**TASK GOAL:**
Give every entry again, exactly.

★ ★ ★

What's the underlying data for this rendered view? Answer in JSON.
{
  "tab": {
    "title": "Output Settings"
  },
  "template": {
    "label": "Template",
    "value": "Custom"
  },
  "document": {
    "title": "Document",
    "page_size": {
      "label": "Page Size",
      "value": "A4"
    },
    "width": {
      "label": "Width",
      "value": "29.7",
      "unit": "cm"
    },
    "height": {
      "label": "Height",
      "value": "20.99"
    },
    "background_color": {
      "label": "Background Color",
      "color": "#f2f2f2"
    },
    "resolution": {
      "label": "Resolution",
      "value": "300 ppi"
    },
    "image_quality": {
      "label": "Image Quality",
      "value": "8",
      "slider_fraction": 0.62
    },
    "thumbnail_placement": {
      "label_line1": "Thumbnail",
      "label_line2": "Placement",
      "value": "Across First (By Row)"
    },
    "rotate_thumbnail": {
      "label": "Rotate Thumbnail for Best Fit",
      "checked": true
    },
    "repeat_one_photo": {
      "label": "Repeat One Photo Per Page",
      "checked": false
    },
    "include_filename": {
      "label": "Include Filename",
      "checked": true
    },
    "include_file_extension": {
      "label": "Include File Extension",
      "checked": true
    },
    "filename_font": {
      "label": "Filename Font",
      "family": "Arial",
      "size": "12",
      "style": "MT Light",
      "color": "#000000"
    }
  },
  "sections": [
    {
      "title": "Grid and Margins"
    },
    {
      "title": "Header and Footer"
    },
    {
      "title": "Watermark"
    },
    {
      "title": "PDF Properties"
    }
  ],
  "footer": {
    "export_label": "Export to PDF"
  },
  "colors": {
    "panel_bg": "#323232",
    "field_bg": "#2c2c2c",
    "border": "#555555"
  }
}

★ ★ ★

**SOLUTION:**
What's the underlying data for this rendered view? Answer in JSON.
{
  "tab": {
    "title": "Output Settings"
  },
  "template": {
    "label": "Template",
    "value": "Custom"
  },
  "document": {
    "title": "Document",
    "page_size": {
      "label": "Page Size",
      "value": "A4"
    },
    "width": {
      "label": "Width",
      "value": "29.7",
      "unit": "cm"
    },
    "height": {
      "label": "Height",
      "value": "20.99"
    },
    "background_color": {
      "label": "Background Color",
      "color": "#f2f2f2"
    },
    "resolution": {
      "label": "Resolution",
      "value": "300 ppi"
    },
    "image_quality": {
      "label": "Image Quality",
      "value": "8",
      "slider_fraction": 0.62
    },
    "thumbnail_placement": {
      "label_line1": "Thumbnail",
      "label_line2": "Placement",
      "value": "Across First (By Row)"
    },
    "rotate_thumbnail": {
      "label": "Rotate Thumbnail for Best Fit",
      "checked": true
    },
    "repeat_one_photo": {
      "label": "Repeat One Photo Per Page",
      "checked": false
    },
    "include_filename": {
      "label": "Include Filename",
      "checked": true
    },
    "include_file_extension": {
      "label": "Include File Extension",
      "checked": true
    },
    "filename_font": {
      "label": "Filename Font",
      "family": "Arial",
      "size": "12",
      "style": "MT Light",
      "color": "#000000"
    }
  },
  "sections": [
    {
      "title": "Grid and Margins"
    },
    {
      "title": "Header and Footer"
    },
    {
      "title": "Watermark"
    },
    {
      "title": "PDF Properties"
    }
  ],
  "footer": {
    "export_label": "Export to PDF"
  },
  "colors": {
    "panel_bg": "#323232",
    "field_bg": "#2c2c2c",
    "border": "#555555"
  }
}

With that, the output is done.